[ASSIGNED TASK]: Return the full listing unchanged, apart from leaving out its images.

SUPPLIED INFORMATION Block Start

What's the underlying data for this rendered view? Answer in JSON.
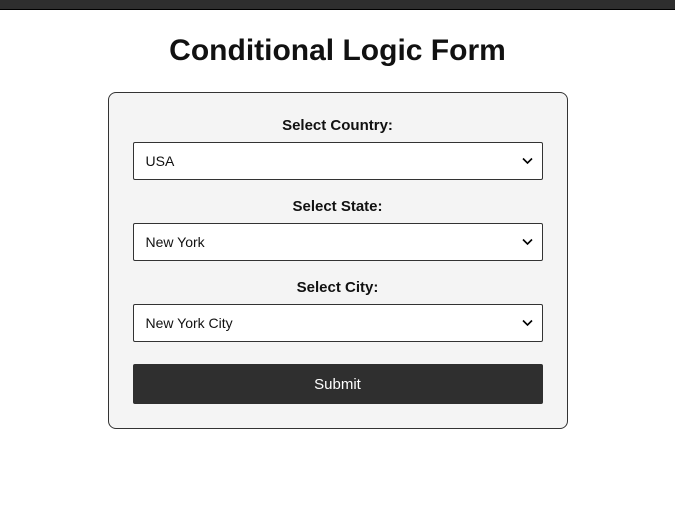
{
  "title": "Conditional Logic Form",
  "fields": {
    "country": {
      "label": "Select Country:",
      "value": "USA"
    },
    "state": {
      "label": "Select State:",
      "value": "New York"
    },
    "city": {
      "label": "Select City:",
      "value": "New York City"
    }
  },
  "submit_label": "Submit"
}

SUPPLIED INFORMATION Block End

[RESPONSE TO THE TASK]:
What's the underlying data for this rendered view? Answer in JSON.
{
  "title": "Conditional Logic Form",
  "fields": {
    "country": {
      "label": "Select Country:",
      "value": "USA"
    },
    "state": {
      "label": "Select State:",
      "value": "New York"
    },
    "city": {
      "label": "Select City:",
      "value": "New York City"
    }
  },
  "submit_label": "Submit"
}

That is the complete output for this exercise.